WuXi:  How is this different than previous in silico booms?

Guido Lanza: Broadly, the impact of AI is fairly obvious across many industries. Computer and data storage are finally cheap enough that we can apply the right AI algorithms to problems in discovery and development.  This has enabled the large players (IBM / GE) to start educating the industry, which has been struggling with R&D productivity for decades, about just how much could be done with what is currently locked away in Pharma’s in house databases.  For the first time in over a decade, people are starting in silico drug discovery startups. We built Numerate’s business very much putting the AI behind the scenes, and focusing on the output (chemistry and programs) and speaking very little about our approach. Today, we are excited to have the opportunity to be much more open about our approach both with large and small companies. In fact, there is a boom of start-ups in this space, thanks in part to an ever increasing amount of data in the public domain; and the increasing willingness of some pharmaceutical companies to share their data.
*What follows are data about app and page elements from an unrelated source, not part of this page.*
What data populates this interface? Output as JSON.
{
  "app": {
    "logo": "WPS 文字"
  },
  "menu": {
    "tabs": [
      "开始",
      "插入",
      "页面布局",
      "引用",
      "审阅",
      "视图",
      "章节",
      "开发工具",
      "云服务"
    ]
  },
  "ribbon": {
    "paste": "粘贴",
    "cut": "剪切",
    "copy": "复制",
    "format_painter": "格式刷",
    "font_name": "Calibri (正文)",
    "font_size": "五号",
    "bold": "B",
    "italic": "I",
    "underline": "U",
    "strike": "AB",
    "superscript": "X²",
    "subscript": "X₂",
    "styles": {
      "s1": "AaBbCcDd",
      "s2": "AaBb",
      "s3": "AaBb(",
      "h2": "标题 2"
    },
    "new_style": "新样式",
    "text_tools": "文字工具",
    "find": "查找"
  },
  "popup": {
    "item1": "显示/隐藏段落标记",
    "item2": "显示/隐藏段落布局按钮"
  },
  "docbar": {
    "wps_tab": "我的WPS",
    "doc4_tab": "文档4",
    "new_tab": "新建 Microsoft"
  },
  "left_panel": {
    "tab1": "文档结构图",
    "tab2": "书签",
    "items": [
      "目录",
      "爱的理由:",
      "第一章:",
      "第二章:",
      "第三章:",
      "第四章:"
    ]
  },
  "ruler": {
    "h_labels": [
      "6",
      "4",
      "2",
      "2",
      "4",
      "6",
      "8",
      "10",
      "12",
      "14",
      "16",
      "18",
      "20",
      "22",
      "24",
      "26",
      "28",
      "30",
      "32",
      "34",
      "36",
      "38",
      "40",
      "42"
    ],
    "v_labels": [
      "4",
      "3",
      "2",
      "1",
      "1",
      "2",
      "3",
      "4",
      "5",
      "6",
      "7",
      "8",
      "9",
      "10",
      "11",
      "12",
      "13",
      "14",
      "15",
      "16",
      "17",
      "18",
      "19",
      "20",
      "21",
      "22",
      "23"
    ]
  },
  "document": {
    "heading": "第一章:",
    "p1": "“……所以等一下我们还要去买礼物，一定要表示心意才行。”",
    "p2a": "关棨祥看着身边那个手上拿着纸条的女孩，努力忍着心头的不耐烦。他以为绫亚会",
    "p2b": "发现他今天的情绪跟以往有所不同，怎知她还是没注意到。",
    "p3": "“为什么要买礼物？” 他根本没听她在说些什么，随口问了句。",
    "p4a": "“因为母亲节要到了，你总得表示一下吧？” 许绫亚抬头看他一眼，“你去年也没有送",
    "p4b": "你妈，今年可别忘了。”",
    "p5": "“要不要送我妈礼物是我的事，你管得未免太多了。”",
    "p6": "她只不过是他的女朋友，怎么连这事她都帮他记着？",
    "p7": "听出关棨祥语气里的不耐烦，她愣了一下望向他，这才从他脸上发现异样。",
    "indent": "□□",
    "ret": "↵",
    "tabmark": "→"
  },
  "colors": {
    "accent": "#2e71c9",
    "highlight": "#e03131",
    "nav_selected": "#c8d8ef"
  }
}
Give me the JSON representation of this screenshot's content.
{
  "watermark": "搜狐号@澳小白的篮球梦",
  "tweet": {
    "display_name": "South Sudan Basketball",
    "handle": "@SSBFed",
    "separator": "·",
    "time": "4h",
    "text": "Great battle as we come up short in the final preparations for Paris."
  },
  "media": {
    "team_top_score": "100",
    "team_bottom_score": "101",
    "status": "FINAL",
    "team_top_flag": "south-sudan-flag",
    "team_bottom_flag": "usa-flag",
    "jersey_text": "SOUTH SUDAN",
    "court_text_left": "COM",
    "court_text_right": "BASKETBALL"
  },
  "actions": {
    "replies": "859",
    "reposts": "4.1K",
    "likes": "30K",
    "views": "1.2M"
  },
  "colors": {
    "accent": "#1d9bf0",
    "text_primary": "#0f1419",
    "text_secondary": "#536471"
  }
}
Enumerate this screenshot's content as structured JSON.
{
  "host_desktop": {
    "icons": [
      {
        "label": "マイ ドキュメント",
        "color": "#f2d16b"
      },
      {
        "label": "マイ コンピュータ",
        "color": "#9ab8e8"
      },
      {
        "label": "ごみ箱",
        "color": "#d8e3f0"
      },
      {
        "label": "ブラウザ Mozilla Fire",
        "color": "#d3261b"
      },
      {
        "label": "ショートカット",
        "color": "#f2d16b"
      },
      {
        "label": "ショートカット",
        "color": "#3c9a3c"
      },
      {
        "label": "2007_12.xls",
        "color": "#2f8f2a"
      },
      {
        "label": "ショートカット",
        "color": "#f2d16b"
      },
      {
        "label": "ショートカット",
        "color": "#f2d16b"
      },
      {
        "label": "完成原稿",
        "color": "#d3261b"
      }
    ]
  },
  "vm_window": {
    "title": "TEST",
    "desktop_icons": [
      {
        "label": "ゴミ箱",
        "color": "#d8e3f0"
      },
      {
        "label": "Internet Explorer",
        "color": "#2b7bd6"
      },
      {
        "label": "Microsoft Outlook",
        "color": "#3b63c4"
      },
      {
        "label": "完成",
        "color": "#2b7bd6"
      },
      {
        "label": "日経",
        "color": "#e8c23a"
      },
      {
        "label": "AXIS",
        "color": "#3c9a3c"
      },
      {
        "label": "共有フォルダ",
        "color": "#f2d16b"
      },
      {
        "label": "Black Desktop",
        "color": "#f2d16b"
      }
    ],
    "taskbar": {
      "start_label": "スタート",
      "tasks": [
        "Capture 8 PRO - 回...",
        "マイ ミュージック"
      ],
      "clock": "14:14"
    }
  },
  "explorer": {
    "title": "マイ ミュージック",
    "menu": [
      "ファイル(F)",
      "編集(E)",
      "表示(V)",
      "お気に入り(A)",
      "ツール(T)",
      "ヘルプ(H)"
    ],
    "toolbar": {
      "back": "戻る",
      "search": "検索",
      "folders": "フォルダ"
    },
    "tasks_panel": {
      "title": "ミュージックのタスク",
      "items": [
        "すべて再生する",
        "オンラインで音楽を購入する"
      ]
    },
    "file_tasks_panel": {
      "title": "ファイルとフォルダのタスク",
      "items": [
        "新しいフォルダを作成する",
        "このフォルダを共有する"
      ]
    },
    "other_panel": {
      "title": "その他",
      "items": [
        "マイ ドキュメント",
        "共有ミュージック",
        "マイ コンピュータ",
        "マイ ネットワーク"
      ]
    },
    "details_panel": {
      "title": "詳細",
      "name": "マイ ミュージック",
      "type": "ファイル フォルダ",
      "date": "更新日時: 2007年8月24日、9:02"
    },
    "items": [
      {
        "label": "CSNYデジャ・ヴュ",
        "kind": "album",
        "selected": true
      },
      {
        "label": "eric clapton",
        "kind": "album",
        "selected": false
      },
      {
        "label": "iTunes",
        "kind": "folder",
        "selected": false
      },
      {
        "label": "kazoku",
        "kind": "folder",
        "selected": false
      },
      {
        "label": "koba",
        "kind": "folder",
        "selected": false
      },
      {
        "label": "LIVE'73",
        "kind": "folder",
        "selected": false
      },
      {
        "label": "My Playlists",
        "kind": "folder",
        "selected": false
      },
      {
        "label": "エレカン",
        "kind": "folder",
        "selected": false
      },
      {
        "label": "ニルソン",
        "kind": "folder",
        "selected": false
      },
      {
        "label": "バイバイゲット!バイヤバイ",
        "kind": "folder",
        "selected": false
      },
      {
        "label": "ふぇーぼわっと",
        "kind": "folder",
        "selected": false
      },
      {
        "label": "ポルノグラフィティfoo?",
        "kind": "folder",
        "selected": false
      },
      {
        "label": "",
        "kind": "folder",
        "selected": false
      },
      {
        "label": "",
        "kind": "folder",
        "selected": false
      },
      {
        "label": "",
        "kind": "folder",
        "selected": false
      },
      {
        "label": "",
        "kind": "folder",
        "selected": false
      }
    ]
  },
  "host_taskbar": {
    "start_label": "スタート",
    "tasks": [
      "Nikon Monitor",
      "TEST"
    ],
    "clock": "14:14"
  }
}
The competitive environment is also very different than the boom of 10-to-15 years ago. I think the entrepreneurs starting companies in AI are realizing that we are not, for the most part, in competition with each other. First, nobody has the model of selling packaged software / seats to pharma anymore. Instead we focus on either our own pipeline or on R&D collaborations which are unlikely to be directly competitive.  As a result, there is a true sense of community forming – from sharing contacts, providing references, and collaborating to organize conferences – which would have been unheard of even five years ago.